Oman looks to sell 25% telecoms stake
Oman is looking to sell a 25 per cent stake in Oman Telecommunications Company to a strategic investor as the Gulf state seeks to develop its domestic infrastructure and expand its international operations.
The finance ministry, which will announce the sale on Monday, hopes to raise a premium to the $1.1bn market value of the stake as it pushes ahead with its privatisation process. The government floated 30 per cent of the company to the public in 2005.
Oman, which only has modest oil and gas reserves compared with its Gulf neighbours, hopes to spark interest from a large telecoms company. It hopes that the fast-growing economy, which has benefited from the oil-price spike but is diversifying into sectors such as tourism as it prepares for the post-oil era, will attract potential suitors.
The government wants to tap the expertise of a strategic partner as OmanTel looks overseas, reversing its previously conservative approach to international expansion, according to Darwish al-Bulushi, secretary-general of the finance ministry. The process started in February when OmanTel bought a 65 per cent stake in Worldcall, a mobile broadband operator in Pakistan.
“You can’t just think of your home market, you have to go out and compete – this is the role of the strategic partner to help the company grow at home and abroad,” Mr al-Bulushi told the Financial Times in an interview.

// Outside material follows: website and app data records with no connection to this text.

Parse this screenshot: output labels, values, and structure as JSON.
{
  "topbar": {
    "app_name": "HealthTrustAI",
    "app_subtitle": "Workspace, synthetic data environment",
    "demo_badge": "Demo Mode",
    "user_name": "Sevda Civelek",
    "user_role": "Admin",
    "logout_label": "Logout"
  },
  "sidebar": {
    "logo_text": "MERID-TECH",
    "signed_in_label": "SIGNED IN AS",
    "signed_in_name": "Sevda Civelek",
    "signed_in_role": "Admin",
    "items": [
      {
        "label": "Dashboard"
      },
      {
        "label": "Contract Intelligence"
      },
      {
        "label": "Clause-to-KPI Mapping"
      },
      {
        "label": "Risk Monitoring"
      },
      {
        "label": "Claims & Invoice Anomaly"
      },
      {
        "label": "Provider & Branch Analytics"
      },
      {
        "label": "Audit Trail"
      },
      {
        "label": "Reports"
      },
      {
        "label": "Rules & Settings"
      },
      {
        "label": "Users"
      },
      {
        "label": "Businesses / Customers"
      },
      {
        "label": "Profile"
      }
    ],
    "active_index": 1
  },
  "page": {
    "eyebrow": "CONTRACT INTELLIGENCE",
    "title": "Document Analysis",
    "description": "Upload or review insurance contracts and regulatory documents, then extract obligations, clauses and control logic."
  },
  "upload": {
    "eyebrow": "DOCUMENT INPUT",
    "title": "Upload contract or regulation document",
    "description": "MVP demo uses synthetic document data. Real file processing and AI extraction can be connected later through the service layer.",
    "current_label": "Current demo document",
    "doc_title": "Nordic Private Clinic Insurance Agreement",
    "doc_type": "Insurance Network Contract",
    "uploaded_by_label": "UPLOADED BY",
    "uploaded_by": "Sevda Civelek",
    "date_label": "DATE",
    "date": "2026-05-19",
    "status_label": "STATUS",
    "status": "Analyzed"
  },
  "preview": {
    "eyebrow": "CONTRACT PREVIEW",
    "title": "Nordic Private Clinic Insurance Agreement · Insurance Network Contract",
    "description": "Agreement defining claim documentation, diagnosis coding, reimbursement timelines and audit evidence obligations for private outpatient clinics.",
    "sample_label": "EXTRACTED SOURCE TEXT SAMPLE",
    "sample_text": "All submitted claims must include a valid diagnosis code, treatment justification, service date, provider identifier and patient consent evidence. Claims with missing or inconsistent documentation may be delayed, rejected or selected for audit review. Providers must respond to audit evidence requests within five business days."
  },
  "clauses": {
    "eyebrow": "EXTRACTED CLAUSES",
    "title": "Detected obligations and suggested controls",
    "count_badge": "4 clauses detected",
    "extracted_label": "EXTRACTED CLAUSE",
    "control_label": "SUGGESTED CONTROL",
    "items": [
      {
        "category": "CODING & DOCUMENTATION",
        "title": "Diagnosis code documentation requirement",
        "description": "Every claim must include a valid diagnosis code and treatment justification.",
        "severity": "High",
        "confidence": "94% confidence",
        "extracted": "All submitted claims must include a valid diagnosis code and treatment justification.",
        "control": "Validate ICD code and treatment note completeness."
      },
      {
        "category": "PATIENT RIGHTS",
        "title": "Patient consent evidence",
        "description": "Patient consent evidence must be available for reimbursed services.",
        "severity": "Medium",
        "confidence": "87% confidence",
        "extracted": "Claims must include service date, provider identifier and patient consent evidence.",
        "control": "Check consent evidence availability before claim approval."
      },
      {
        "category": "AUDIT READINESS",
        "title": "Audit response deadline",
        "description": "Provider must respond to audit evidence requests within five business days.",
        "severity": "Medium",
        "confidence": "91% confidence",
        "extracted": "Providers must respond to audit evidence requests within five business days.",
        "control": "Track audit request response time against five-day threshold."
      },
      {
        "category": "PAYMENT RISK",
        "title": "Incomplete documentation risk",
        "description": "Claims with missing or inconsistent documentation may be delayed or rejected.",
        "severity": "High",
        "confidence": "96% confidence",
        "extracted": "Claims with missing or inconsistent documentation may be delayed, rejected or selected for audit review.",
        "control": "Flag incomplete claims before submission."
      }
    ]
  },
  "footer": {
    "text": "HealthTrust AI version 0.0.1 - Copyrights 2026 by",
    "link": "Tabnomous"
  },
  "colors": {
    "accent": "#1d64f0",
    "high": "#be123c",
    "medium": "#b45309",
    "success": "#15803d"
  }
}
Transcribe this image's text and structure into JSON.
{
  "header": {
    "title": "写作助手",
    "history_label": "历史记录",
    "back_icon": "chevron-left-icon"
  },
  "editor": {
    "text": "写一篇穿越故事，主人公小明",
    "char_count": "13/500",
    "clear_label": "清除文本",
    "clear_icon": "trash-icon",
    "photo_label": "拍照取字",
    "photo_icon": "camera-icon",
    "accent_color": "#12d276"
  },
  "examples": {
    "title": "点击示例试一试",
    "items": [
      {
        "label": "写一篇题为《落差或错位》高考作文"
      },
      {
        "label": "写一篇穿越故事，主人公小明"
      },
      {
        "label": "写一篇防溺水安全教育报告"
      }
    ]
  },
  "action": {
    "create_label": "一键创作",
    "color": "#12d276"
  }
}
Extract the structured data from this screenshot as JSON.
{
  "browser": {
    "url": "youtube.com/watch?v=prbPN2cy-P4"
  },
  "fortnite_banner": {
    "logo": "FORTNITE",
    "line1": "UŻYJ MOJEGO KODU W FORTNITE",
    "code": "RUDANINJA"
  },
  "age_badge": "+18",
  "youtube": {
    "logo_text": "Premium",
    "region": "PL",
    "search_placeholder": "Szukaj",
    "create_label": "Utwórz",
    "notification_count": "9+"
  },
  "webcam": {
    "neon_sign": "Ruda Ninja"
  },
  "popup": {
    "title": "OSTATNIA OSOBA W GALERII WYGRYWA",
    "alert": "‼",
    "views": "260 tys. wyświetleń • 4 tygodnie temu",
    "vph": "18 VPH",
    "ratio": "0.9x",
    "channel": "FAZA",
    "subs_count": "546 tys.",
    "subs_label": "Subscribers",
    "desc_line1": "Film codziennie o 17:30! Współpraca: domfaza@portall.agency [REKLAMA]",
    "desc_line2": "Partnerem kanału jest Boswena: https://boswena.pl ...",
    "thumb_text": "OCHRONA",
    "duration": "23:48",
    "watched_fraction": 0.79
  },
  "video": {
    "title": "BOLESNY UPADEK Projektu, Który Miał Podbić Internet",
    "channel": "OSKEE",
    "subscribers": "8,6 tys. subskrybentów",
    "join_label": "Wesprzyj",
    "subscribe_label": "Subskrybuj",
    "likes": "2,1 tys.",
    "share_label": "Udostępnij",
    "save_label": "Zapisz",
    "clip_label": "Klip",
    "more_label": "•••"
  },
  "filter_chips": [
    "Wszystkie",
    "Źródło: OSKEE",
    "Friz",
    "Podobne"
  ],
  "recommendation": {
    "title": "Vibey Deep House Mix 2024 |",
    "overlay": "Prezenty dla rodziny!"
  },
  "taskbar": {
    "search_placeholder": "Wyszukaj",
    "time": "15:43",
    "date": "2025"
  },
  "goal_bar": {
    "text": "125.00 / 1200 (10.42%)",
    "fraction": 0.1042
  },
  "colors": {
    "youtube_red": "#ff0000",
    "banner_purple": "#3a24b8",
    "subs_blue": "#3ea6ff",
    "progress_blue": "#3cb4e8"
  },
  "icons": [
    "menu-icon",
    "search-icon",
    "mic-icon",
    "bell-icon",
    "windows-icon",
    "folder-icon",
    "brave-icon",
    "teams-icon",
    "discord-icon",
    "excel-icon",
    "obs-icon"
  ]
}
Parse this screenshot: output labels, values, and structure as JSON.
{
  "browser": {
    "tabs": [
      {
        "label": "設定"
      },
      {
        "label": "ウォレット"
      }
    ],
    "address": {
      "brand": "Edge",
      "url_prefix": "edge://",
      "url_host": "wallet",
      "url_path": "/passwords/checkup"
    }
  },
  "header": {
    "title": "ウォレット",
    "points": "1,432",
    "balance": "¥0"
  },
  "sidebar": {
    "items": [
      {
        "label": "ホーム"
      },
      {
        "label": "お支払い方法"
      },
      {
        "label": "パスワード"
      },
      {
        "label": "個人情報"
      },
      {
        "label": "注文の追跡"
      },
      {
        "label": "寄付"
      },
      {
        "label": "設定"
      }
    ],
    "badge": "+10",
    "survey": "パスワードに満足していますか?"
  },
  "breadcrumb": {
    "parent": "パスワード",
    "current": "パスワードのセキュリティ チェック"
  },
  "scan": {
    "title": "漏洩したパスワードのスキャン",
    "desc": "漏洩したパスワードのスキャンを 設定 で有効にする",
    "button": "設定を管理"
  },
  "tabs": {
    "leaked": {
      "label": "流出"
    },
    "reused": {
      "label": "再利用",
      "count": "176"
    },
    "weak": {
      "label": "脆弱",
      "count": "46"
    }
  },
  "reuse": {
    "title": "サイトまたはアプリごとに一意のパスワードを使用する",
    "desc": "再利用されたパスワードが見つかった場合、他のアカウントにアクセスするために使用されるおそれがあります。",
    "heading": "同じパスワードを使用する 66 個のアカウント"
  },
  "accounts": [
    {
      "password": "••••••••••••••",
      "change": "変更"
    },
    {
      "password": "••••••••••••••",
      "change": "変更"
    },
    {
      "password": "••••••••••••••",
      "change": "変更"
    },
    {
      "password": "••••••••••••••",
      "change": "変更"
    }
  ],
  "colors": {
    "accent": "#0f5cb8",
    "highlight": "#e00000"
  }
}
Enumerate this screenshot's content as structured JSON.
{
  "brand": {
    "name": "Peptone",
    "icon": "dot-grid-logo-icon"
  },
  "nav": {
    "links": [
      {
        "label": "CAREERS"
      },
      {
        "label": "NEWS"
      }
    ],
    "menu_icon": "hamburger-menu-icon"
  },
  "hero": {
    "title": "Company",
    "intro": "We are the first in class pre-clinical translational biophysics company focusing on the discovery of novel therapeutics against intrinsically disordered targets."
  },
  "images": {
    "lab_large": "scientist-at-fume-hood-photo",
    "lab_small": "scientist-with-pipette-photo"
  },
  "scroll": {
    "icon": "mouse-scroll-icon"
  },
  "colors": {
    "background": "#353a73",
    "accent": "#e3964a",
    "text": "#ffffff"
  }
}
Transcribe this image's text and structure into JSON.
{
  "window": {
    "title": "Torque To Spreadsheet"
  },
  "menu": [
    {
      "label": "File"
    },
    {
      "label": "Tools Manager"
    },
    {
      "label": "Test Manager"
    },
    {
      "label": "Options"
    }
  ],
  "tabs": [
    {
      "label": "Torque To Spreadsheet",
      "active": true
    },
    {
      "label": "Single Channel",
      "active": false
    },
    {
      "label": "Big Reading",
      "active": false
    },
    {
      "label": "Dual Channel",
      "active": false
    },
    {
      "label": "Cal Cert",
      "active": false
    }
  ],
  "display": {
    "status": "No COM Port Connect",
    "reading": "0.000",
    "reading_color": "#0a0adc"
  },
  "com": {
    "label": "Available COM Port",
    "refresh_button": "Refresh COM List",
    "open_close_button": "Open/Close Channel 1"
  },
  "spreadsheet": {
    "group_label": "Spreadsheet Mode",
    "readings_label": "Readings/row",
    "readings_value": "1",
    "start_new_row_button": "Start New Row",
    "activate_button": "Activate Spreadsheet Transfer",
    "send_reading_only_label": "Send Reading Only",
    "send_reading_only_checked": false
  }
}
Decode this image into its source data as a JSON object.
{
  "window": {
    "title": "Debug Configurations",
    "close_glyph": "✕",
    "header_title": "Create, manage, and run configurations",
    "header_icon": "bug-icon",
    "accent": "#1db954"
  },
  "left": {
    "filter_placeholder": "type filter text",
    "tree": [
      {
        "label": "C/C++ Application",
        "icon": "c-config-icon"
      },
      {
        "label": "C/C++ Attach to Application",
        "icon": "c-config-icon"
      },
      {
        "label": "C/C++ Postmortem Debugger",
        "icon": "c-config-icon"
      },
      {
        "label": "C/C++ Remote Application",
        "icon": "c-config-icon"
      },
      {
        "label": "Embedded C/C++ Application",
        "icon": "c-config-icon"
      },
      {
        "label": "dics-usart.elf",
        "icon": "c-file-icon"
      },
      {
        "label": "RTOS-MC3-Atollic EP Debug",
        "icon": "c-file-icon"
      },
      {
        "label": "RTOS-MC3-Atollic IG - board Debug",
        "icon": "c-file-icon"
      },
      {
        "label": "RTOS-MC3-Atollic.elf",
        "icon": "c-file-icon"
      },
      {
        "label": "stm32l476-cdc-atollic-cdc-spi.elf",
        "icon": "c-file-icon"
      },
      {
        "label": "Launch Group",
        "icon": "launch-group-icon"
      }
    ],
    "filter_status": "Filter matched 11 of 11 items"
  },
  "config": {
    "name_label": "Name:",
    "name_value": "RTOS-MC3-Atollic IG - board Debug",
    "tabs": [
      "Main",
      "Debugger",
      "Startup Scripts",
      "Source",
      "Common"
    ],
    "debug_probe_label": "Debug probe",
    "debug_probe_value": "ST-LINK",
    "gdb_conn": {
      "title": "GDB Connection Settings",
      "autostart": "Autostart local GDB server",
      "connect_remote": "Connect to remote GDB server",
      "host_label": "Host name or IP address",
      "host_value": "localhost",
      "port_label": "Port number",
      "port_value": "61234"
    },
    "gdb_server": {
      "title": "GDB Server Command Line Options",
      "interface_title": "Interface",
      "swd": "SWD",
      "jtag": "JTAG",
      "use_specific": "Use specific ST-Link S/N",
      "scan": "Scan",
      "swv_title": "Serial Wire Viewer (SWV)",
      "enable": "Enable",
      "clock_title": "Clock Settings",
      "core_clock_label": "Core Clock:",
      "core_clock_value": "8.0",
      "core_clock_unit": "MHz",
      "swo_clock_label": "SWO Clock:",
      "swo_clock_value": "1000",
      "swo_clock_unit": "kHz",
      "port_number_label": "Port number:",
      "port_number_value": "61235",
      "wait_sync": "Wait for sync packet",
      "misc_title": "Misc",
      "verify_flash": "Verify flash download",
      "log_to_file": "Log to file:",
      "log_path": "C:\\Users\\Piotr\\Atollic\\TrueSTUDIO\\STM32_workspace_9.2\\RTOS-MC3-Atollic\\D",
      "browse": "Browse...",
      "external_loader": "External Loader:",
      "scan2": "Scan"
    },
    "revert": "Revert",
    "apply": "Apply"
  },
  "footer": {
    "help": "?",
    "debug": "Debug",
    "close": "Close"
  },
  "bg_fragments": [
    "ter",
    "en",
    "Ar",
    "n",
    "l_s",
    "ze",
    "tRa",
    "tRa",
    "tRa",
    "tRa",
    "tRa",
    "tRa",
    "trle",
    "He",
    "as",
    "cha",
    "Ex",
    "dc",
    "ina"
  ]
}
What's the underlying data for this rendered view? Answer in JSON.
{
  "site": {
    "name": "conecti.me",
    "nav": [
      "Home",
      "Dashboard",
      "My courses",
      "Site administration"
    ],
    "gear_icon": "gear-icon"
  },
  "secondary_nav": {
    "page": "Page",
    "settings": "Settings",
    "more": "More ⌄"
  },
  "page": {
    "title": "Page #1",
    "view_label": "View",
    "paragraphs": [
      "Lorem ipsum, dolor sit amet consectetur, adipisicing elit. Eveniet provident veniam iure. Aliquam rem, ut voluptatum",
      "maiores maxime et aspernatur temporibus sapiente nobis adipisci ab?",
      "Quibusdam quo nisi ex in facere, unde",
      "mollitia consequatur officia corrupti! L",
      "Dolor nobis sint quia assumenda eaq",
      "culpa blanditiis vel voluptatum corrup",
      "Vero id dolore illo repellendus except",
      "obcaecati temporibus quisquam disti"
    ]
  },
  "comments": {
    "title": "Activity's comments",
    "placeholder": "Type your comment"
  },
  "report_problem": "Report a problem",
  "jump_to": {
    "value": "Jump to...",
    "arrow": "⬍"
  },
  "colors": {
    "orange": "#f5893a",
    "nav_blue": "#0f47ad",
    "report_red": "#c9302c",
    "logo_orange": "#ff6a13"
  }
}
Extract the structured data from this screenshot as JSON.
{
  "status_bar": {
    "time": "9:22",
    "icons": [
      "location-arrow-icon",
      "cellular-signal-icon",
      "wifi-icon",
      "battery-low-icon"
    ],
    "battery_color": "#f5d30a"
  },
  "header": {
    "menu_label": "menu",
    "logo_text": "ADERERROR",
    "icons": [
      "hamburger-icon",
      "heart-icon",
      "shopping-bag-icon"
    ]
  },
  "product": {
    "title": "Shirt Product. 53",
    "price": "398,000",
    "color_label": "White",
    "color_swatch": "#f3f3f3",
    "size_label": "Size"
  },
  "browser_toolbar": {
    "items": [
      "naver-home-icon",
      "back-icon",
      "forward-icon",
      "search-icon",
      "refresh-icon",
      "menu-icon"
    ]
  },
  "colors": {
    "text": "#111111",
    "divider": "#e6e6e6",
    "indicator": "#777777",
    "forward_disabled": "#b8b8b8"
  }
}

The sale, with Citi as lead adviser, should be completed in the fourth quarter.
Oman hopes the 25 per cent stake will stir interest from Asian, European and other Middle Eastern operators.
Regional operators such as Etisalat of the United Arab Emirates and Kuwait’s Zain have entered Saudi Arabia, while the UK’s Vodafone last year joined a local consortium to pay $2.1bn for a second mobile licence for wealthy, but tiny, gas-rich Qatar.
Oman’s mobile penetration, at 96 per cent of the population of 2.5m, is below the average 137 per cent of its Gulf neighbours.